I'm loving it! Norwich ace Snodgrass is back on song… after giving the boot to Big Macs
14:34 GMT, 8 March 2013
17:54 GMT, 8 March 2013
Bad diet: The famous Big Mac
Robert Snodgrass says he feels like a machine after putting his bad diet and lazy training days behind him.
The Norwich winger used to enjoy a pre-match McDonald's as a youngster in Livingston, but accepts today what you fuel up on can have a major impact on performance on the pitch.
'I have learned off each nutritionist or fitness coach how to get your body in the best possible shape for match-days, because that is what managers want.'
Mean machine: Robert Snodgrass feels his fitness has helped his performances
Feast: The Norwich midfielder used to enjoy a pre-match McDonald's
'This Premier League is about high-energy and athletes. It is about preparing yourself from Monday to Saturday so you can be in as good a shape as possible, mentally and physically for a game.
'Sometimes you are just like a machine – you need to eat the right things and take care of your body, on and off the park, especially as the game is so physical now, and as an individual I do that.
'We have got a great nutrition and fitness side of things and that is why people have noticed this season that Norwich do work very, very hard.'

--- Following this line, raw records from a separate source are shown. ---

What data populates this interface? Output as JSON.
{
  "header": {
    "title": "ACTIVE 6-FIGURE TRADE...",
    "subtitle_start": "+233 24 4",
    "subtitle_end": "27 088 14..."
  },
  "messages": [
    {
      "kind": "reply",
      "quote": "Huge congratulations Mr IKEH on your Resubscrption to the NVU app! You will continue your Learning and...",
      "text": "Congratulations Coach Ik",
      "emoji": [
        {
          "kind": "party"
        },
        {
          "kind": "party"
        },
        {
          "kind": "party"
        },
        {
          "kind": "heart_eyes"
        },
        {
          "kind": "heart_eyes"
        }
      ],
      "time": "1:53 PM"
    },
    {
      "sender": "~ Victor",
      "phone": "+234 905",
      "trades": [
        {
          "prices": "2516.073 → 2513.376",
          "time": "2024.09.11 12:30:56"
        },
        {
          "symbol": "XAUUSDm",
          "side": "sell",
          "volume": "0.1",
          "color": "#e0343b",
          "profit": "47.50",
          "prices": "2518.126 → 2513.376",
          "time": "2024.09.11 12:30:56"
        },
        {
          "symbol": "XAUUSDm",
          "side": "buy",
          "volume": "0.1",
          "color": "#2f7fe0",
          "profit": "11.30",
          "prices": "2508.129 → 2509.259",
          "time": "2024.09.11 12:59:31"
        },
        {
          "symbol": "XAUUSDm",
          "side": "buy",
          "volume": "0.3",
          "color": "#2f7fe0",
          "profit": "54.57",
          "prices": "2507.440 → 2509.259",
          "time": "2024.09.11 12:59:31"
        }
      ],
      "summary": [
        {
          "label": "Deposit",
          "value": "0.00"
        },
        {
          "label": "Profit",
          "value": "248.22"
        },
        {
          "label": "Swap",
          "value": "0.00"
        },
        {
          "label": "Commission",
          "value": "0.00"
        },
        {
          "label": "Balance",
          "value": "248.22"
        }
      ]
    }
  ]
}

Snodgrass and the rest of the Canaries come up against Southampton on Saturday knowing a win well edge them closer to securing their Barclays Premier League status.
The Scotland midfielder, signed from Leeds in the summer, has provided a good link-up between defence and attack for Chris Hughton’s men, who will be out to make it back-to-back home wins and put last weekend’s 4-0 defeat at Manchester United out of their system.

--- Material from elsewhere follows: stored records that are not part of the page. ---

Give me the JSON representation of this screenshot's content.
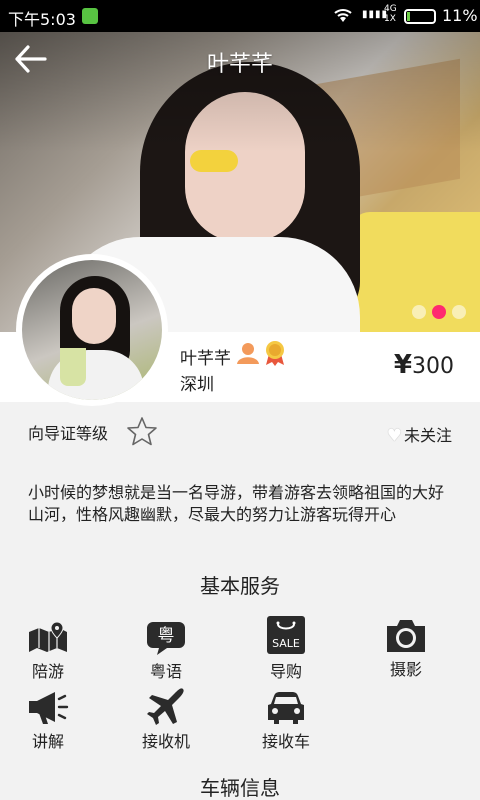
{
  "status_bar": {
    "time": "下午5:03",
    "network_label_top": "4G",
    "network_label_bottom": "1X",
    "battery_percent": "11%",
    "battery_level": 0.11
  },
  "header": {
    "title": "叶芊芊"
  },
  "carousel": {
    "page_count": 3,
    "active_index": 1,
    "active_color": "#ff2a6f"
  },
  "profile": {
    "name": "叶芊芊",
    "city": "深圳",
    "price_symbol": "¥",
    "price_value": "300"
  },
  "guide_level": {
    "label": "向导证等级",
    "stars_filled": 0
  },
  "follow": {
    "label": "未关注",
    "icon": "heart-icon"
  },
  "bio": "小时候的梦想就是当一名导游，带着游客去领略祖国的大好山河，性格风趣幽默，尽最大的努力让游客玩得开心",
  "services": {
    "title": "基本服务",
    "items": [
      {
        "label": "陪游",
        "icon": "map-icon"
      },
      {
        "label": "粤语",
        "icon": "cantonese-speech-icon",
        "icon_text": "粤"
      },
      {
        "label": "导购",
        "icon": "shopping-bag-icon",
        "icon_text": "SALE"
      },
      {
        "label": "摄影",
        "icon": "camera-icon"
      },
      {
        "label": "讲解",
        "icon": "megaphone-icon"
      },
      {
        "label": "接收机",
        "icon": "airplane-icon"
      },
      {
        "label": "接收车",
        "icon": "car-icon"
      }
    ]
  },
  "vehicle": {
    "title": "车辆信息"
  },
  "colors": {
    "background": "#f2f2f2",
    "accent_pink": "#ff2a6f",
    "badge_orange": "#f39a5b",
    "icon_dark": "#2b2b2b"
  }
}
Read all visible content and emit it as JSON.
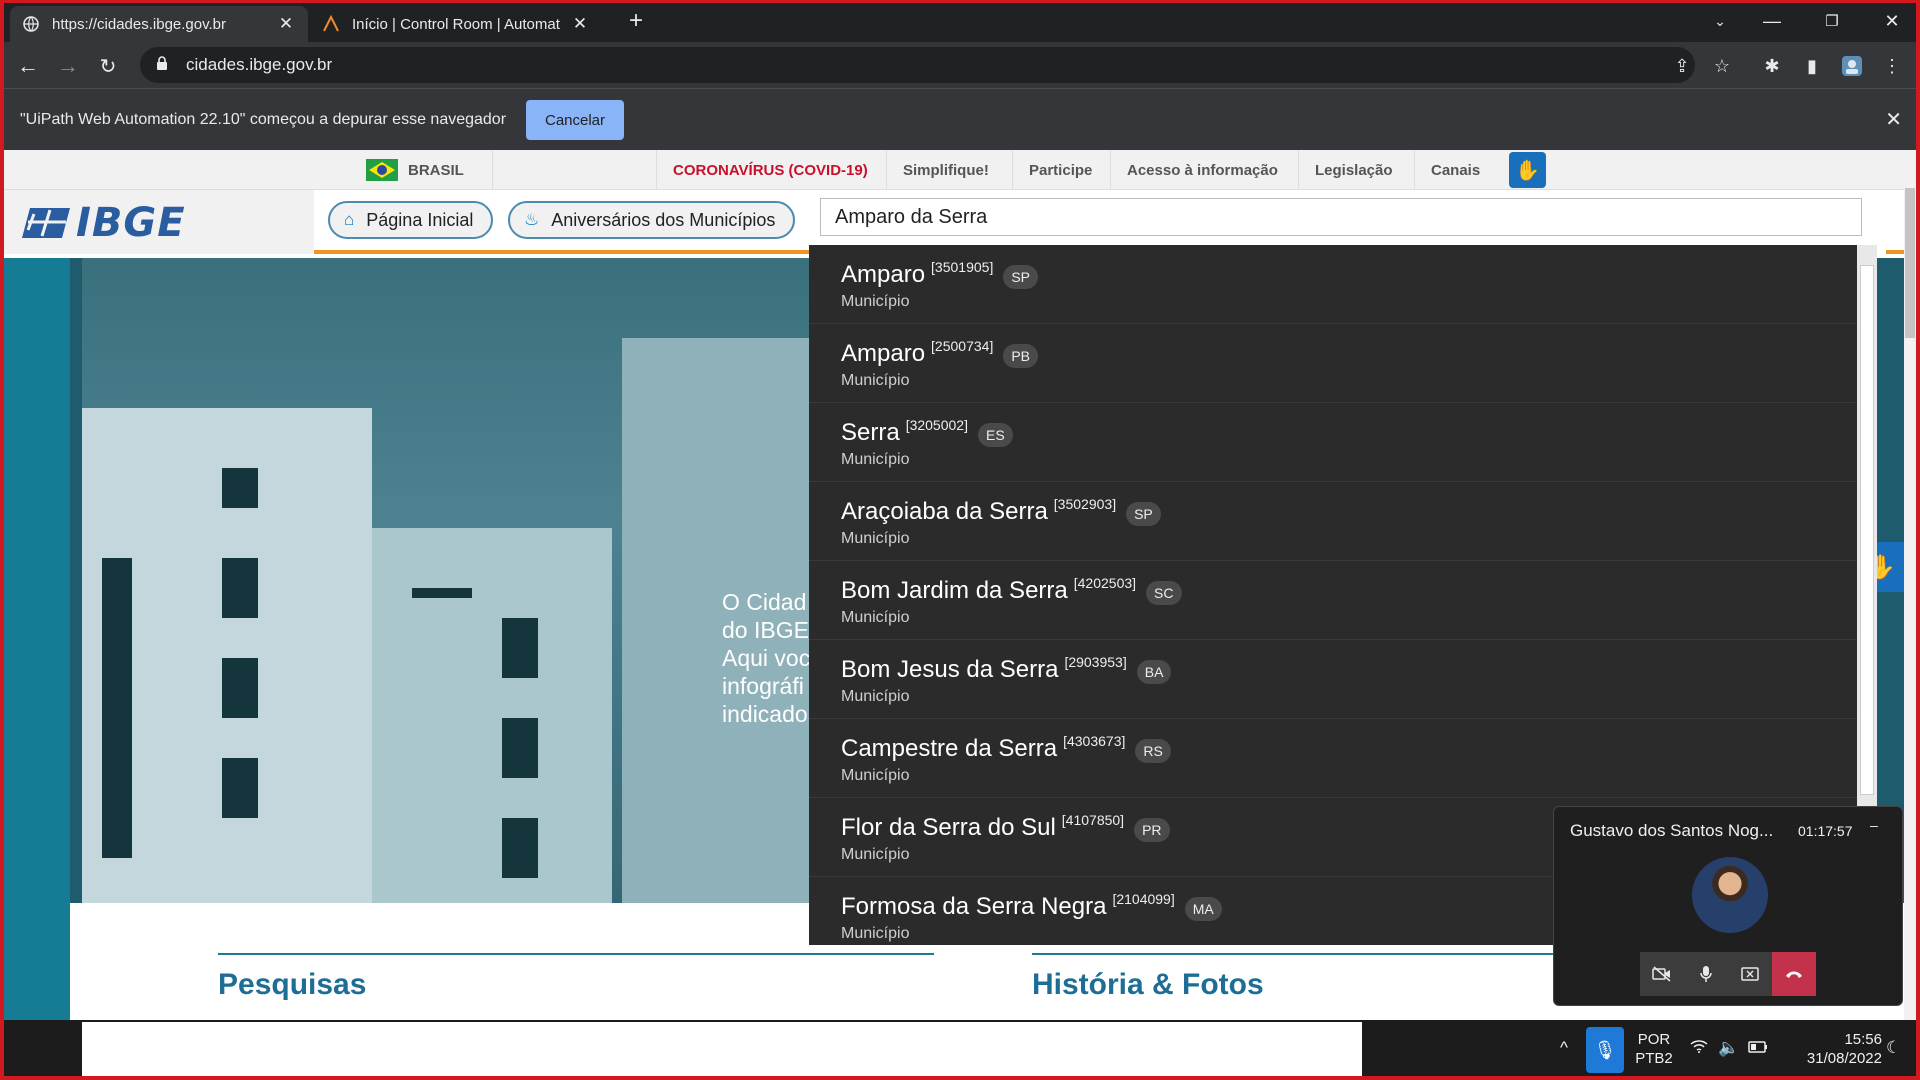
{
  "browser": {
    "tabs": [
      {
        "title": "https://cidades.ibge.gov.br",
        "icon": "globe-icon"
      },
      {
        "title": "Início | Control Room | Automatic",
        "icon": "automation-anywhere-icon"
      }
    ],
    "new_tab": "+",
    "url": "cidades.ibge.gov.br"
  },
  "infobar": {
    "message": "\"UiPath Web Automation 22.10\" começou a depurar esse navegador",
    "cancel_label": "Cancelar"
  },
  "gov_bar": {
    "brasil": "BRASIL",
    "links": [
      "CORONAVÍRUS (COVID-19)",
      "Simplifique!",
      "Participe",
      "Acesso à informação",
      "Legislação",
      "Canais"
    ]
  },
  "header": {
    "logo": "IBGE",
    "nav": [
      "Página Inicial",
      "Aniversários dos Municípios"
    ]
  },
  "search": {
    "value": "Amparo da Serra",
    "results": [
      {
        "name": "Amparo",
        "code": "[3501905]",
        "uf": "SP",
        "type": "Município"
      },
      {
        "name": "Amparo",
        "code": "[2500734]",
        "uf": "PB",
        "type": "Município"
      },
      {
        "name": "Serra",
        "code": "[3205002]",
        "uf": "ES",
        "type": "Município"
      },
      {
        "name": "Araçoiaba da Serra",
        "code": "[3502903]",
        "uf": "SP",
        "type": "Município"
      },
      {
        "name": "Bom Jardim da Serra",
        "code": "[4202503]",
        "uf": "SC",
        "type": "Município"
      },
      {
        "name": "Bom Jesus da Serra",
        "code": "[2903953]",
        "uf": "BA",
        "type": "Município"
      },
      {
        "name": "Campestre da Serra",
        "code": "[4303673]",
        "uf": "RS",
        "type": "Município"
      },
      {
        "name": "Flor da Serra do Sul",
        "code": "[4107850]",
        "uf": "PR",
        "type": "Município"
      },
      {
        "name": "Formosa da Serra Negra",
        "code": "[2104099]",
        "uf": "MA",
        "type": "Município"
      }
    ]
  },
  "hero": {
    "lines": [
      "O Cidad",
      "do IBGE",
      "Aqui voc",
      "infográfi",
      "indicado"
    ]
  },
  "sections": {
    "pesquisas": "Pesquisas",
    "historia": "História & Fotos"
  },
  "call": {
    "name": "Gustavo dos Santos Nog...",
    "time": "01:17:57",
    "minimize": "–"
  },
  "taskbar": {
    "lang_top": "POR",
    "lang_bottom": "PTB2",
    "time": "15:56",
    "date": "31/08/2022"
  },
  "colors": {
    "accent_orange": "#f19221",
    "ibge_blue": "#2a5d9f",
    "section_blue": "#1d6d96",
    "covid_red": "#c8102e",
    "infobar_button": "#8ab4f8"
  }
}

And the 25-year-old is happy to put another 90 minutes of hard graft in up and down the flanks if it means Norwich get the result at full-time.
Stuck in: Snodgrass' defensive game has improved since moving to Norwich
Relegation battle: Norwich will take on Southampton on Saturday
'The fitness coaches show you your numbers, and as an individual you try to beat that each week, so with me running six or seven miles, it is about trying to help the team,' said Snodgrass, who has been called up for Scotland’s World Cup qualifiers against Serbia and Wales.
'People can speak about it taking individuals to win games, but if those individuals are not on their day, then you look for a team (effort) to pull you through – maybe Sebastien Bassong or Michael Turner flicking one in on 94 minutes to keep us in this league.
'We know what it takes as players and as a team – the most important thing is we get the three points and everyone as a club pulls in the right direction.'